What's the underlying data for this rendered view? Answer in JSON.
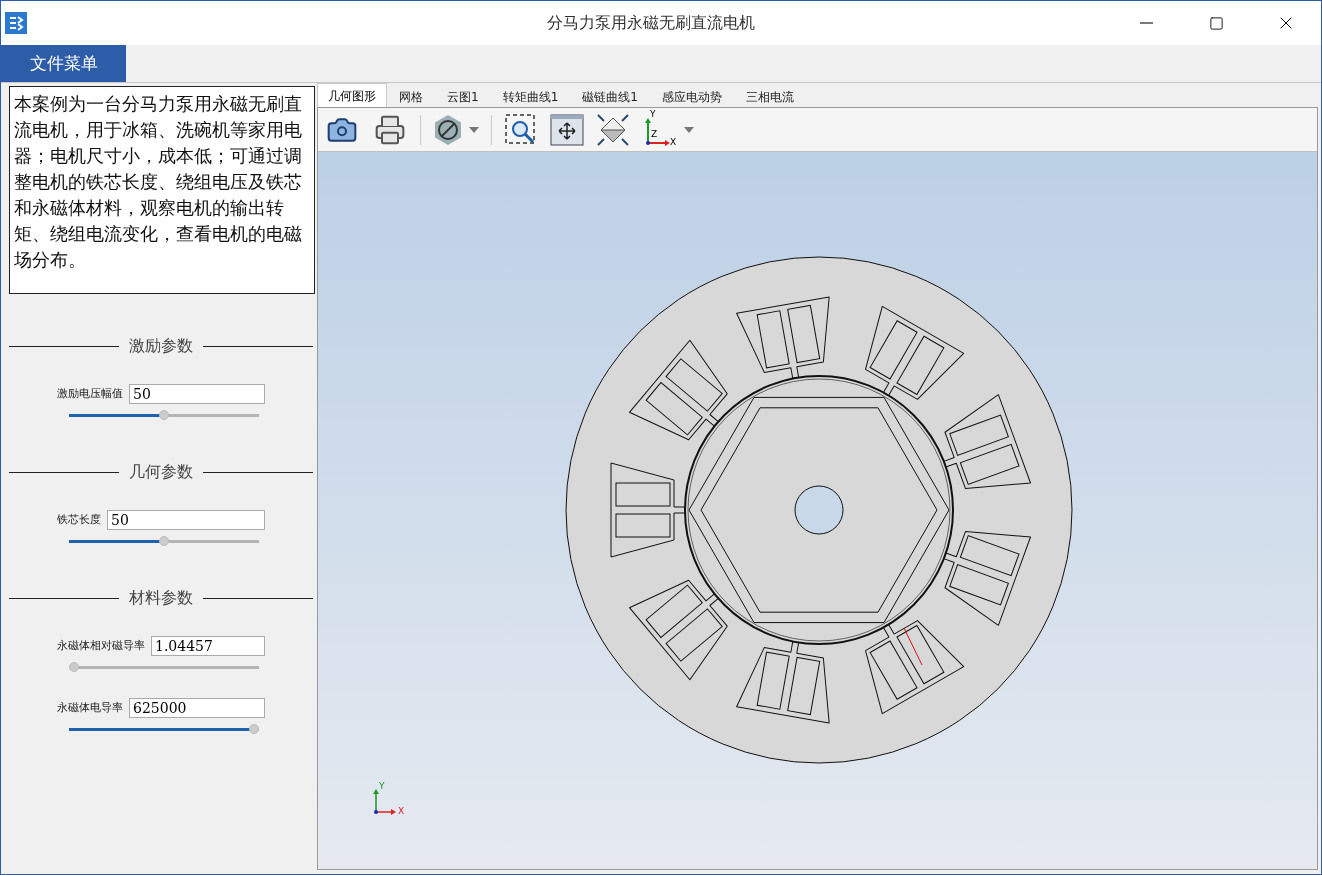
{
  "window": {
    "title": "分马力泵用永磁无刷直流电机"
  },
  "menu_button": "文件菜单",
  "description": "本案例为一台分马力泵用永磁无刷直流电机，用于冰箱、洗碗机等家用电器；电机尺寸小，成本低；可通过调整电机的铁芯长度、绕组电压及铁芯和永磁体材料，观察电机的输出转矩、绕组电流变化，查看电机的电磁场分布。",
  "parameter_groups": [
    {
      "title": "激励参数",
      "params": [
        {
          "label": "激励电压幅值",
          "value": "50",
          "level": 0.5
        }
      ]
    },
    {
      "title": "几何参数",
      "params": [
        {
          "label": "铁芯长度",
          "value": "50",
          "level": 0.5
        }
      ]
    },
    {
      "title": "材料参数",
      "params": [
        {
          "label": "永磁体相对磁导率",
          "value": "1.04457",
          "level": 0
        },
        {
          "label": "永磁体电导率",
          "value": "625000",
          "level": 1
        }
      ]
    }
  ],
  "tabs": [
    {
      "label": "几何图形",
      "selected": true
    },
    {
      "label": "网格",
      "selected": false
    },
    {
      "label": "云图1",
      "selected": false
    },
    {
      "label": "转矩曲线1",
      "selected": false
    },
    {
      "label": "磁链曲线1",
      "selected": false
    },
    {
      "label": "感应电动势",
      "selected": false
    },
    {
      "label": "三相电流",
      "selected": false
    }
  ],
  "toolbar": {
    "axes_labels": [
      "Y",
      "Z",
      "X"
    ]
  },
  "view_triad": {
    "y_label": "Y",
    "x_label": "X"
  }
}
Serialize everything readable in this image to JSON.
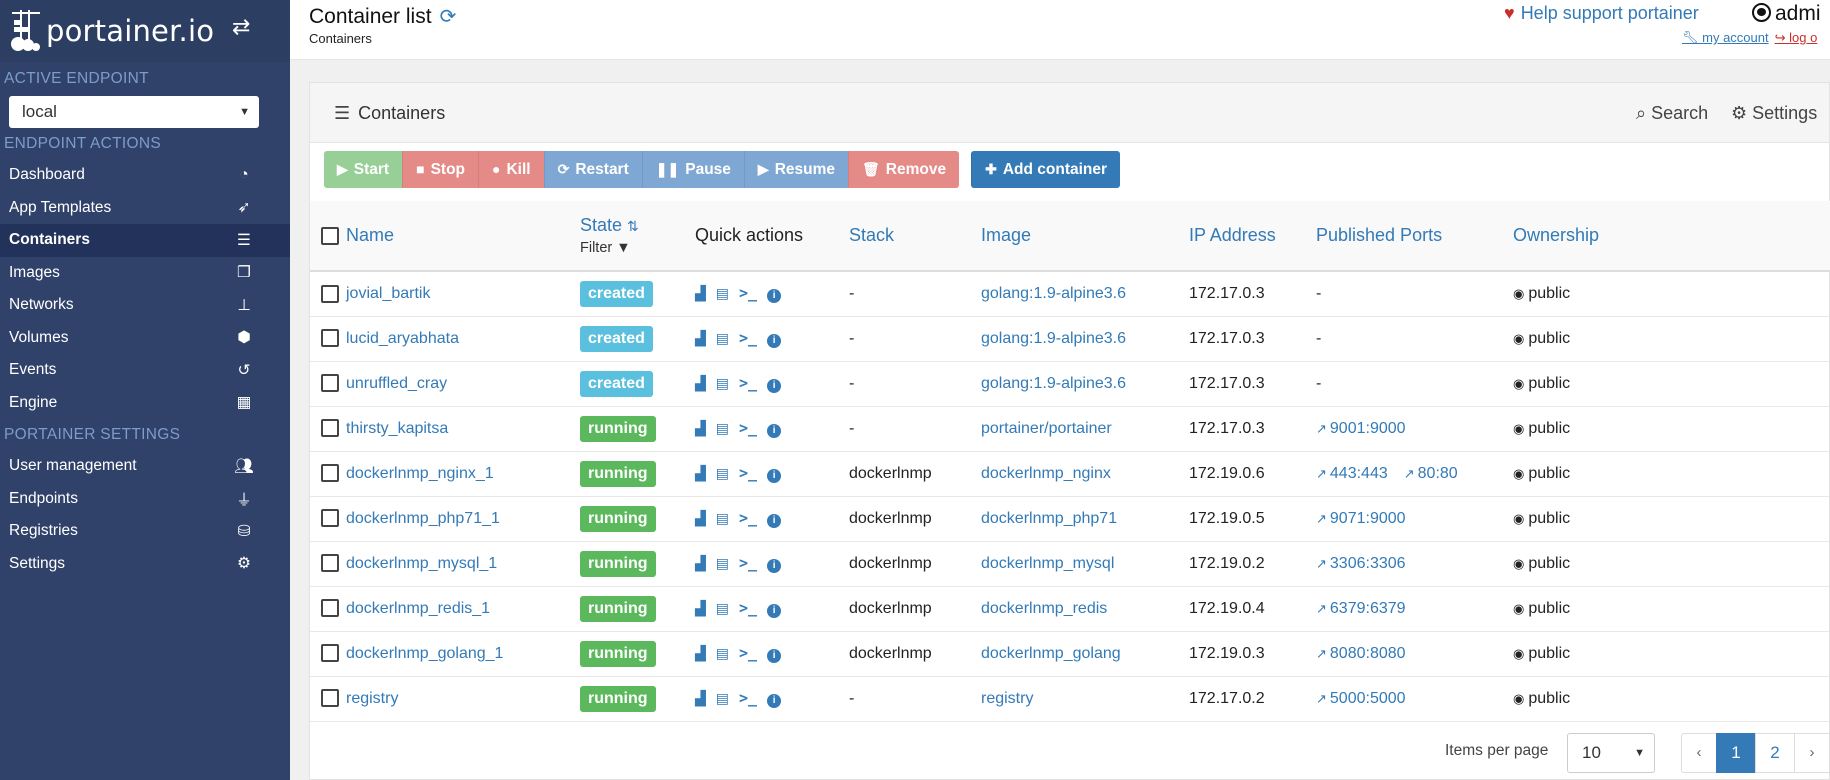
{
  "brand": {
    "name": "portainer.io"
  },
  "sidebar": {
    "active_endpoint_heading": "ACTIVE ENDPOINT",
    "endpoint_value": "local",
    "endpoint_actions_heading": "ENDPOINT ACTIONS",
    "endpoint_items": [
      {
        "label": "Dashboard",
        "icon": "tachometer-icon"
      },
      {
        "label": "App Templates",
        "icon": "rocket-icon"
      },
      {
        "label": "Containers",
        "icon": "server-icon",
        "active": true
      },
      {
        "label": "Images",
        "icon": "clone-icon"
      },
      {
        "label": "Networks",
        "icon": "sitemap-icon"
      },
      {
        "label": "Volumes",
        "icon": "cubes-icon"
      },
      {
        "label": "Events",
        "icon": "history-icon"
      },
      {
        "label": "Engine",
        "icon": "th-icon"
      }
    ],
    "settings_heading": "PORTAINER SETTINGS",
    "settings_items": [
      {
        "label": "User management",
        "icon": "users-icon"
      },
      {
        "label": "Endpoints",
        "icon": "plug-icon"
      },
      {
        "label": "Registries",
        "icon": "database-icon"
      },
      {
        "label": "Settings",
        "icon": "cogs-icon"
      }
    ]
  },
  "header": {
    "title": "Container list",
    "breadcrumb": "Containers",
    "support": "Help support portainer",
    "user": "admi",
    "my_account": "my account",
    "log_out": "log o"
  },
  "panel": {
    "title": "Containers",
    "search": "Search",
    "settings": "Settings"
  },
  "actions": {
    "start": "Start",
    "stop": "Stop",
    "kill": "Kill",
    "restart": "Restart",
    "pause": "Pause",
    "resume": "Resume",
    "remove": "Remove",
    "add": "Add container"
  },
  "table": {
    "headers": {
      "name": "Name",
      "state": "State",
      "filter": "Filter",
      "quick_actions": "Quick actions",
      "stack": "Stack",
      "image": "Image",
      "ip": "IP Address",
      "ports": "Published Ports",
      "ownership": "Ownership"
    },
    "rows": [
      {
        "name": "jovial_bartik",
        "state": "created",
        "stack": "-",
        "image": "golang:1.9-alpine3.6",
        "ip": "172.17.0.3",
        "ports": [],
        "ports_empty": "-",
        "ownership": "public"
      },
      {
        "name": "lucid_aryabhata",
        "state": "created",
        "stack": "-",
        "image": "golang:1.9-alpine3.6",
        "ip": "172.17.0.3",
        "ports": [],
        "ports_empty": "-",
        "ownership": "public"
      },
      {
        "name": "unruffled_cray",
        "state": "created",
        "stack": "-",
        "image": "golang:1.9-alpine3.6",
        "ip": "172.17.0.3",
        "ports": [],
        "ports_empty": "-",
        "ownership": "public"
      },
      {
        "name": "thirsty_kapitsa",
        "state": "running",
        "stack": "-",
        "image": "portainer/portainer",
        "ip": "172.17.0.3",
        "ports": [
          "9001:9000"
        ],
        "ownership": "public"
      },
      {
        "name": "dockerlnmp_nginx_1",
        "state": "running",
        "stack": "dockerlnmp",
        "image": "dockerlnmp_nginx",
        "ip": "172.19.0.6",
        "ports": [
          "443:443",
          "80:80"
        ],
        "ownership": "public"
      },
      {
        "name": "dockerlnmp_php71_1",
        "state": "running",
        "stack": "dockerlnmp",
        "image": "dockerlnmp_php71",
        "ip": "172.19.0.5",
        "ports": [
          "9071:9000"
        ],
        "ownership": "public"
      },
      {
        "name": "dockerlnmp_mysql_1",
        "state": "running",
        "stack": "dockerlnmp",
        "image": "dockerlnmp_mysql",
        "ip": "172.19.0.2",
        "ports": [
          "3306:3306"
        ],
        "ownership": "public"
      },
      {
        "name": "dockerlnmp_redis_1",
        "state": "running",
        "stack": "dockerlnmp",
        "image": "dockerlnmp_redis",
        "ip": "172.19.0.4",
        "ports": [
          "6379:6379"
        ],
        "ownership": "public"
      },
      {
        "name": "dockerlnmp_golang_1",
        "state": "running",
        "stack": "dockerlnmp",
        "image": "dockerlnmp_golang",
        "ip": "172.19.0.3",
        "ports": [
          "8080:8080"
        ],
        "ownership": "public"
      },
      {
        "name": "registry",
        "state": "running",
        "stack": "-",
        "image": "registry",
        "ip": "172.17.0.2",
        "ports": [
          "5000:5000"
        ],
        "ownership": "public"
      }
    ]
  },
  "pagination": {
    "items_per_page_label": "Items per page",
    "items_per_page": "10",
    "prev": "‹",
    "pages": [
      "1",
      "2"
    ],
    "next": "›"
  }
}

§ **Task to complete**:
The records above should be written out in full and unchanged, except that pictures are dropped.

§ **Answer for the task**:
What's the underlying data for this rendered view? Answer in JSON.
{
  "window": {
    "title": "分马力泵用永磁无刷直流电机"
  },
  "menu_button": "文件菜单",
  "description": "本案例为一台分马力泵用永磁无刷直流电机，用于冰箱、洗碗机等家用电器；电机尺寸小，成本低；可通过调整电机的铁芯长度、绕组电压及铁芯和永磁体材料，观察电机的输出转矩、绕组电流变化，查看电机的电磁场分布。",
  "parameter_groups": [
    {
      "title": "激励参数",
      "params": [
        {
          "label": "激励电压幅值",
          "value": "50",
          "level": 0.5
        }
      ]
    },
    {
      "title": "几何参数",
      "params": [
        {
          "label": "铁芯长度",
          "value": "50",
          "level": 0.5
        }
      ]
    },
    {
      "title": "材料参数",
      "params": [
        {
          "label": "永磁体相对磁导率",
          "value": "1.04457",
          "level": 0
        },
        {
          "label": "永磁体电导率",
          "value": "625000",
          "level": 1
        }
      ]
    }
  ],
  "tabs": [
    {
      "label": "几何图形",
      "selected": true
    },
    {
      "label": "网格",
      "selected": false
    },
    {
      "label": "云图1",
      "selected": false
    },
    {
      "label": "转矩曲线1",
      "selected": false
    },
    {
      "label": "磁链曲线1",
      "selected": false
    },
    {
      "label": "感应电动势",
      "selected": false
    },
    {
      "label": "三相电流",
      "selected": false
    }
  ],
  "toolbar": {
    "axes_labels": [
      "Y",
      "Z",
      "X"
    ]
  },
  "view_triad": {
    "y_label": "Y",
    "x_label": "X"
  }
}
Serialize everything readable in this image to JSON.
{
  "brand": {
    "name": "portainer.io"
  },
  "sidebar": {
    "active_endpoint_heading": "ACTIVE ENDPOINT",
    "endpoint_value": "local",
    "endpoint_actions_heading": "ENDPOINT ACTIONS",
    "endpoint_items": [
      {
        "label": "Dashboard",
        "icon": "tachometer-icon"
      },
      {
        "label": "App Templates",
        "icon": "rocket-icon"
      },
      {
        "label": "Containers",
        "icon": "server-icon",
        "active": true
      },
      {
        "label": "Images",
        "icon": "clone-icon"
      },
      {
        "label": "Networks",
        "icon": "sitemap-icon"
      },
      {
        "label": "Volumes",
        "icon": "cubes-icon"
      },
      {
        "label": "Events",
        "icon": "history-icon"
      },
      {
        "label": "Engine",
        "icon": "th-icon"
      }
    ],
    "settings_heading": "PORTAINER SETTINGS",
    "settings_items": [
      {
        "label": "User management",
        "icon": "users-icon"
      },
      {
        "label": "Endpoints",
        "icon": "plug-icon"
      },
      {
        "label": "Registries",
        "icon": "database-icon"
      },
      {
        "label": "Settings",
        "icon": "cogs-icon"
      }
    ]
  },
  "header": {
    "title": "Container list",
    "breadcrumb": "Containers",
    "support": "Help support portainer",
    "user": "admi",
    "my_account": "my account",
    "log_out": "log o"
  },
  "panel": {
    "title": "Containers",
    "search": "Search",
    "settings": "Settings"
  },
  "actions": {
    "start": "Start",
    "stop": "Stop",
    "kill": "Kill",
    "restart": "Restart",
    "pause": "Pause",
    "resume": "Resume",
    "remove": "Remove",
    "add": "Add container"
  },
  "table": {
    "headers": {
      "name": "Name",
      "state": "State",
      "filter": "Filter",
      "quick_actions": "Quick actions",
      "stack": "Stack",
      "image": "Image",
      "ip": "IP Address",
      "ports": "Published Ports",
      "ownership": "Ownership"
    },
    "rows": [
      {
        "name": "jovial_bartik",
        "state": "created",
        "stack": "-",
        "image": "golang:1.9-alpine3.6",
        "ip": "172.17.0.3",
        "ports": [],
        "ports_empty": "-",
        "ownership": "public"
      },
      {
        "name": "lucid_aryabhata",
        "state": "created",
        "stack": "-",
        "image": "golang:1.9-alpine3.6",
        "ip": "172.17.0.3",
        "ports": [],
        "ports_empty": "-",
        "ownership": "public"
      },
      {
        "name": "unruffled_cray",
        "state": "created",
        "stack": "-",
        "image": "golang:1.9-alpine3.6",
        "ip": "172.17.0.3",
        "ports": [],
        "ports_empty": "-",
        "ownership": "public"
      },
      {
        "name": "thirsty_kapitsa",
        "state": "running",
        "stack": "-",
        "image": "portainer/portainer",
        "ip": "172.17.0.3",
        "ports": [
          "9001:9000"
        ],
        "ownership": "public"
      },
      {
        "name": "dockerlnmp_nginx_1",
        "state": "running",
        "stack": "dockerlnmp",
        "image": "dockerlnmp_nginx",
        "ip": "172.19.0.6",
        "ports": [
          "443:443",
          "80:80"
        ],
        "ownership": "public"
      },
      {
        "name": "dockerlnmp_php71_1",
        "state": "running",
        "stack": "dockerlnmp",
        "image": "dockerlnmp_php71",
        "ip": "172.19.0.5",
        "ports": [
          "9071:9000"
        ],
        "ownership": "public"
      },
      {
        "name": "dockerlnmp_mysql_1",
        "state": "running",
        "stack": "dockerlnmp",
        "image": "dockerlnmp_mysql",
        "ip": "172.19.0.2",
        "ports": [
          "3306:3306"
        ],
        "ownership": "public"
      },
      {
        "name": "dockerlnmp_redis_1",
        "state": "running",
        "stack": "dockerlnmp",
        "image": "dockerlnmp_redis",
        "ip": "172.19.0.4",
        "ports": [
          "6379:6379"
        ],
        "ownership": "public"
      },
      {
        "name": "dockerlnmp_golang_1",
        "state": "running",
        "stack": "dockerlnmp",
        "image": "dockerlnmp_golang",
        "ip": "172.19.0.3",
        "ports": [
          "8080:8080"
        ],
        "ownership": "public"
      },
      {
        "name": "registry",
        "state": "running",
        "stack": "-",
        "image": "registry",
        "ip": "172.17.0.2",
        "ports": [
          "5000:5000"
        ],
        "ownership": "public"
      }
    ]
  },
  "pagination": {
    "items_per_page_label": "Items per page",
    "items_per_page": "10",
    "prev": "‹",
    "pages": [
      "1",
      "2"
    ],
    "next": "›"
  }
}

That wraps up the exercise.